BACKGROUND: Traditionally, treatment of psychosis has focused on the amelioration of psychopathology and return to adequate functioning: clinical recovery although there is growing recognition of the importance of subjective experiences associated with recovery: personal recovery. Positive psychiatry extends the focus of psychiatric treatment to go beyond the reduction of psychiatric symptoms and and improvement of functional disability to promote the attainment of well-being.
AIM: This article examined the conceptualization of well-being from the context of treatment for psychosis, its relationship with clinical recovery and highlighted some of challenges and implications for mental health services in promoting well-being.
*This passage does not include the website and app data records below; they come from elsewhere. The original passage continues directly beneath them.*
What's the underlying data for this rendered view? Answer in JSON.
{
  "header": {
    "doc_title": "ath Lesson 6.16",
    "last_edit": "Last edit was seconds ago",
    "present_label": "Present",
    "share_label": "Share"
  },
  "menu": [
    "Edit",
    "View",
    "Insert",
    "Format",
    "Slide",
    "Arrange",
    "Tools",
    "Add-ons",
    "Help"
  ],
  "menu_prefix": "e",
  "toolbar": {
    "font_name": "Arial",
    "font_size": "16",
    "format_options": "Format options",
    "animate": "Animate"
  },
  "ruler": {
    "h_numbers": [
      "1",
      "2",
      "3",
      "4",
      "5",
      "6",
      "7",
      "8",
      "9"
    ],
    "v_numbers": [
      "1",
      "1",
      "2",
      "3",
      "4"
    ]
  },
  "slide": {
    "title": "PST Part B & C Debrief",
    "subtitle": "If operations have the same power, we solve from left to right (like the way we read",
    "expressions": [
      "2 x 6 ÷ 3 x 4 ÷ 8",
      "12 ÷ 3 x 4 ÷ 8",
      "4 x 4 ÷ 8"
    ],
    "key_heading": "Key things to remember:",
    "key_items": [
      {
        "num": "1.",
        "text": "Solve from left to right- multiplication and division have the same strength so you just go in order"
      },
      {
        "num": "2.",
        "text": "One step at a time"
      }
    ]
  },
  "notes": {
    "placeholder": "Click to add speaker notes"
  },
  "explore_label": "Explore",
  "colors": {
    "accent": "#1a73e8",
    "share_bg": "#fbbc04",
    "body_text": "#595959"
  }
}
DISCUSSION: Recovery from psychosis is a complex and individual process, where well-being is more than just the absence of mental illness. Clinical and personal recovery processes may contribute to well-being although further longitudinal studies are required. A recent framework for understanding well-being in psychosis helps address the lack of consensus in this field. There is a considerable overlap between the indicators of well-being in this model and the CHIME framework for personal recovery. Thus, interventions targeting personal recovery processes may be a potential way to promote well-being. Current mental health services face a considerable challenge if they are to fulfill the dual role of reducing psychopathology and/or disability whilst concurrently addressing personal recovery to promote well-being. The attainment of well-being may not only be a desirable treatment goal in recovery-orientated mental health services but also a potential protective factor against serious mental illness.